Back on track. I had to walk the length of Bourbon Street until it lost all pretense of trying to look nice for the guests. I got to the part dominated by sleazy drink specials and bar flies. No jazz in this part, just obscene club music, something ridiculous that belongs in a cheap strip club. It smelled of piss and spilled drinks. It was an ugly scene. It was a party’s last desperate stand. Everyone who is left standing in the early hours of the morning is surveying the empty bottles and other similarly desperate rejects, deciding whether to attempt to mate or simply vomit and pass out.

Then there was the part that didn’t even have bars or stores or anything open to the public. People lived here. A few drunks stumbled past me, and some people who actually had to be somewhere – people who didn’t seem twisted. I was finally free of the fake Disney makeup; I was in the part of New Orleans that could pass for something like a real city where people merely lived. No one can live on Bourbon street. The madness would drive them to suicide sooner or later. This part also smelled a lot better.
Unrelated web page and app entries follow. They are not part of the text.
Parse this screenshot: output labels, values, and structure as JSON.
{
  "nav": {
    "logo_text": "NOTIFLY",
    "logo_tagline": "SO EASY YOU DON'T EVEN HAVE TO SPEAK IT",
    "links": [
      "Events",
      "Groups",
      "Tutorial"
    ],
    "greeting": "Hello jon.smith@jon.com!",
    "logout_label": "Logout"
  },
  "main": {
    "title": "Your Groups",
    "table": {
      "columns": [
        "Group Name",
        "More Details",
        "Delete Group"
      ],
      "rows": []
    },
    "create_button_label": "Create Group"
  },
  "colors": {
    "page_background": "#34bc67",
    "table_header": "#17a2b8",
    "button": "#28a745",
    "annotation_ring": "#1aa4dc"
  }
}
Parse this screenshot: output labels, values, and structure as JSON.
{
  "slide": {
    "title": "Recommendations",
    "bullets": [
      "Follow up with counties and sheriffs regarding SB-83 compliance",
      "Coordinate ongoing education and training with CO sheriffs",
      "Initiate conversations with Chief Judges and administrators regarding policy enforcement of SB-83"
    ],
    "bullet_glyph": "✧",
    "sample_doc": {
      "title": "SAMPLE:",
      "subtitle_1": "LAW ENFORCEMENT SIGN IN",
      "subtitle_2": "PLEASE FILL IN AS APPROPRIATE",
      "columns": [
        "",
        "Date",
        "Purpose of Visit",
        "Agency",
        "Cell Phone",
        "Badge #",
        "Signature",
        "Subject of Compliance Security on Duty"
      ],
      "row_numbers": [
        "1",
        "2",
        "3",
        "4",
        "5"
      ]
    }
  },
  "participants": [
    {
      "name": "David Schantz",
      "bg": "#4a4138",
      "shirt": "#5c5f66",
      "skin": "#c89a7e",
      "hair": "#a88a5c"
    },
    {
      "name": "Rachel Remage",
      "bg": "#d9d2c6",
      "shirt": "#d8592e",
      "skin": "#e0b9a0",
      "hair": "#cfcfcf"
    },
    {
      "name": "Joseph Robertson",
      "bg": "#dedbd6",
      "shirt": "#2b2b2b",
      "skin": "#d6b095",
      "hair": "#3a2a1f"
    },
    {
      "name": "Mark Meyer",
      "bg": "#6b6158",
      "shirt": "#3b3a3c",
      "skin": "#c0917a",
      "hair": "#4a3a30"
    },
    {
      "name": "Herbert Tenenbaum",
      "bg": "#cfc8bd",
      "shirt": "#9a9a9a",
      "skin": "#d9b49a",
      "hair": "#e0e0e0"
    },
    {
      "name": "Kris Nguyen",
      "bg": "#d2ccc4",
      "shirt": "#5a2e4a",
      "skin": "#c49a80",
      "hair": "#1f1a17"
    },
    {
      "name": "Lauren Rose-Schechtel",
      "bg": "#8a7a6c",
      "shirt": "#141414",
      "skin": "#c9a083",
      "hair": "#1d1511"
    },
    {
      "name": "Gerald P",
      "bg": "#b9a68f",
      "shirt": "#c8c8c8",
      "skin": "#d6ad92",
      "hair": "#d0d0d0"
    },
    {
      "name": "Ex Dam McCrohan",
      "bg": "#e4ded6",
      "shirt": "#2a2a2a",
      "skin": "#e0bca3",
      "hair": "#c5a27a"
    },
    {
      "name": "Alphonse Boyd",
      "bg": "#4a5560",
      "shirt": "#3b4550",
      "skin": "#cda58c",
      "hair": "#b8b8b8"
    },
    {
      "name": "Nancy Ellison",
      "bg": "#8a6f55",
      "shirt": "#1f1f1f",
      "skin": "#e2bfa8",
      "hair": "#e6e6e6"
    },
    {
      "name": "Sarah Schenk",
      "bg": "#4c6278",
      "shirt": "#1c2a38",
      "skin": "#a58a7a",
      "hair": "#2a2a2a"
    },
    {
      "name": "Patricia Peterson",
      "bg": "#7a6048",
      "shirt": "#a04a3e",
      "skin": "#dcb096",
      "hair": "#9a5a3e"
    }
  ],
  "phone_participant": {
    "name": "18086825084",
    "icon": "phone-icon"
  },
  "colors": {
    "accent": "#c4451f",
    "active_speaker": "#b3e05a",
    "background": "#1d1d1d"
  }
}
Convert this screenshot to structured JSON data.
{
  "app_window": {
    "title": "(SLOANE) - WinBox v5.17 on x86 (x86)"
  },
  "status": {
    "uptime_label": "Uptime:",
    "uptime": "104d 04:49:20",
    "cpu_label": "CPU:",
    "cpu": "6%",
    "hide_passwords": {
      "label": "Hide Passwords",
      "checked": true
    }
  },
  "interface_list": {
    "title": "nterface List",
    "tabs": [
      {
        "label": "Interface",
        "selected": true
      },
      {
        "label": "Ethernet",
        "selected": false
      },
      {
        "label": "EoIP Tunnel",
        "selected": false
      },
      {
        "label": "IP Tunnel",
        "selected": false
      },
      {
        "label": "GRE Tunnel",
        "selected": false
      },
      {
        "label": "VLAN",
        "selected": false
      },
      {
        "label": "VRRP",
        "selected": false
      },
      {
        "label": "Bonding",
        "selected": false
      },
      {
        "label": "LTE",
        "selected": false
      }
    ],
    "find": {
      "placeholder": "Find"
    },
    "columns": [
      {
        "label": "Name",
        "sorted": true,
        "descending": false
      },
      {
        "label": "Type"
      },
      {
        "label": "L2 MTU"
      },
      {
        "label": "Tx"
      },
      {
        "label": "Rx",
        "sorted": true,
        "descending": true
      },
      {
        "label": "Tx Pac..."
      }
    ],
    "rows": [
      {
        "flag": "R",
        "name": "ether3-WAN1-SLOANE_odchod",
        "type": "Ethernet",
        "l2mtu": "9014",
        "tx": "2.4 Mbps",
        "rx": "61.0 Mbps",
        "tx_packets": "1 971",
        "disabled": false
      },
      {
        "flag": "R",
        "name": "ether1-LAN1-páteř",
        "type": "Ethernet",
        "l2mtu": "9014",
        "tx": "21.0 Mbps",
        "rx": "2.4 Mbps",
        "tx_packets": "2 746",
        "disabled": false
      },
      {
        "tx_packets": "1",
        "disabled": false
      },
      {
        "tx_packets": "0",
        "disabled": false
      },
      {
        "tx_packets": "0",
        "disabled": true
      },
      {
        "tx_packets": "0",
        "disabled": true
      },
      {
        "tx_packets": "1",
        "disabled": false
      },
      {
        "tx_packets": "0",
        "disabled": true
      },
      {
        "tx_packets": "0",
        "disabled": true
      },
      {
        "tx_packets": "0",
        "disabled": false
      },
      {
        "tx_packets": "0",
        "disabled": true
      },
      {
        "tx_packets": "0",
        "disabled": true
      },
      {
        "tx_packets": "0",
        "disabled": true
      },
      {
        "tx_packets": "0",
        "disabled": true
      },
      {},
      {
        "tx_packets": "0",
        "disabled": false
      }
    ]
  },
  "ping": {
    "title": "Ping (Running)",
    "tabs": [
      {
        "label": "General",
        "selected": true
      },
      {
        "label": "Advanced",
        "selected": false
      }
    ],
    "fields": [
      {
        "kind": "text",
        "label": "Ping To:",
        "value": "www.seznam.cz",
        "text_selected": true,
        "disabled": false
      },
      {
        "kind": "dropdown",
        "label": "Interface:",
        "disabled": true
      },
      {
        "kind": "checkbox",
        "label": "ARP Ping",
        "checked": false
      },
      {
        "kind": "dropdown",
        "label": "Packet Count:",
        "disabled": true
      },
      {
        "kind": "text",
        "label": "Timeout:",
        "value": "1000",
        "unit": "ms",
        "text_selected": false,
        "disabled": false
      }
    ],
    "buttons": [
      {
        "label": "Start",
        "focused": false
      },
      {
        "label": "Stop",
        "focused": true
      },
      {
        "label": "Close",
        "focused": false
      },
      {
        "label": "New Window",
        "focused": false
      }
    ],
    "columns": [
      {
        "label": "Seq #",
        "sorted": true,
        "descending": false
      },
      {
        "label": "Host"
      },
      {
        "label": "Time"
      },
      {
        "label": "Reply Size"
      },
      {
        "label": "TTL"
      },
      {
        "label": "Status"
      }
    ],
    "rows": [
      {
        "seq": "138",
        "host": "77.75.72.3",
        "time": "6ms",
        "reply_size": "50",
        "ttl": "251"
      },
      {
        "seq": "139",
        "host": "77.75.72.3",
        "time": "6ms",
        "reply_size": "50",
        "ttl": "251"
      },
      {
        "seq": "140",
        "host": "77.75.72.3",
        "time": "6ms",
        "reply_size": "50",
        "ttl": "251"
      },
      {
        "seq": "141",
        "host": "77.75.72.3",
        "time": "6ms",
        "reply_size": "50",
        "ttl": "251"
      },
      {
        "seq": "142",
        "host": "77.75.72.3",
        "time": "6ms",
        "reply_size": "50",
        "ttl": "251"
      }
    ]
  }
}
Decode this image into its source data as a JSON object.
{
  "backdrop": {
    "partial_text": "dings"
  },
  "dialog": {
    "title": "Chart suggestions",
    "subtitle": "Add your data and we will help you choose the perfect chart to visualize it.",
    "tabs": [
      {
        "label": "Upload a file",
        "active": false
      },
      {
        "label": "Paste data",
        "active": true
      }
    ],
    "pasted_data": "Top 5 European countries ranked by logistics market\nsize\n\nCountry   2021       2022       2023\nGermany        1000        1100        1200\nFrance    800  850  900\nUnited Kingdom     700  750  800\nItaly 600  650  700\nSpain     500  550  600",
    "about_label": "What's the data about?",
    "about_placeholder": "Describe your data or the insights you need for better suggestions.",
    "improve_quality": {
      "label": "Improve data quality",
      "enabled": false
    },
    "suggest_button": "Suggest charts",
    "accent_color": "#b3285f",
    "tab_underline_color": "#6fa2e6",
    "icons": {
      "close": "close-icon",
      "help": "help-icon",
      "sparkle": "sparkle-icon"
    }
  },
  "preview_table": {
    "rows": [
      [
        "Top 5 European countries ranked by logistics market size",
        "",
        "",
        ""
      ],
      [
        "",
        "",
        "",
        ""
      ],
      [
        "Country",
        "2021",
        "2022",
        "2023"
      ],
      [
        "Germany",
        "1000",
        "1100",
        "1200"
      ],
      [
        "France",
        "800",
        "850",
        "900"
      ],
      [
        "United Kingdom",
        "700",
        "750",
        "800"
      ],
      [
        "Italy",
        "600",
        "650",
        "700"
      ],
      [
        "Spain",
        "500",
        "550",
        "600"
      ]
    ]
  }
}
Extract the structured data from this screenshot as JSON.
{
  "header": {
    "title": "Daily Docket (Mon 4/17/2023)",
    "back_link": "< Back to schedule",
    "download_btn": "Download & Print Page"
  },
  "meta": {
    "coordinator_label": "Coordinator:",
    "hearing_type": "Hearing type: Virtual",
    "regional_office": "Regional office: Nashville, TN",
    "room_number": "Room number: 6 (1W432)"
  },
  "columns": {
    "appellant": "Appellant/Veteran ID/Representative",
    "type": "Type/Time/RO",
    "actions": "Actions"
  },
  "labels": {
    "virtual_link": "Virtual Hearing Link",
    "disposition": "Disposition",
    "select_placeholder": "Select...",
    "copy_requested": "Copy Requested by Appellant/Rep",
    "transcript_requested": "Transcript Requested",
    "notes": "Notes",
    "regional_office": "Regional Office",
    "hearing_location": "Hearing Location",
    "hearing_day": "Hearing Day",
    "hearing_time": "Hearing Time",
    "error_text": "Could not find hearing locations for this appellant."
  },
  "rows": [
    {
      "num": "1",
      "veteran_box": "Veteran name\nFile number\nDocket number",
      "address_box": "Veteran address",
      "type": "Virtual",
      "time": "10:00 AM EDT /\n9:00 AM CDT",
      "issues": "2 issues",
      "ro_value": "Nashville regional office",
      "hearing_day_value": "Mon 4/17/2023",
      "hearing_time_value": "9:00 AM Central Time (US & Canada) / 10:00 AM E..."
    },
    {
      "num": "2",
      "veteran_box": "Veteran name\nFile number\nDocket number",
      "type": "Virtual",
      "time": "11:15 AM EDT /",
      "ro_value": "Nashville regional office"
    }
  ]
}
Frenchmen street came up like a beacon. I could hear it before I could see it. The bars here weren’t as obnoxiously lit. Music and alcohol poured out into the streets. The first crowd I got to was definitely meaner by the look of it. Guys who were drunk and rough, swaying with cheap liquor in their veins, ready to defend something imagined but crucial against all comers. Now, this place had a ring of truth to it.

In a Jack on the rocks, the band was on. The dancers came through, and fairly quickly the cramped space before the stage was alive with lindy, blues, bal, and charleston. I love dancers. They’re always a refuge. As long as there is a modicum of space and some good music, a complete stranger will be genuinely kind to you. In no time at all, I’ve met at least some people, and was happily bouncing along to the thick jazz. Hundreds of miles of the road, lack of sleep, short scratch in the pocket – none of it really mattered in those minutes on the floor, and the minutes were strung together pretty tightly. I was inside a vortex. Time stretched out. The night flickered.

The place was so packed with the crowd and the dancers that moving on the floor became an intense exercise in traffic management. On swing-outs, the follows would be flying mere inches away from those watching. Spins had to be ever tighter and more controlled. No wide, broad moves. They had to be traded in for subtle, intimate weight shifts. I can’t help but think that this is how blues and swing are meant to be – no endless, bright-lit ballroom floors.

Dancing like this also leaves me wondering. What do the non-dancers think of people swaying slowly to blues? The close, tight connection of the dance is what makes it such a brilliant experience, but it can only be appreciated by those in the embrace. Everyone can appreciate a great swing-out, spin, or drop by merely seeing it. The blues is felt. This thought never stays long, however. After all, your partner and the music aside, the rest of the universe is utterly irrelevant when dancing the blues.

PS Meschiya Lake and her Little Big Horns – Lucky Devil.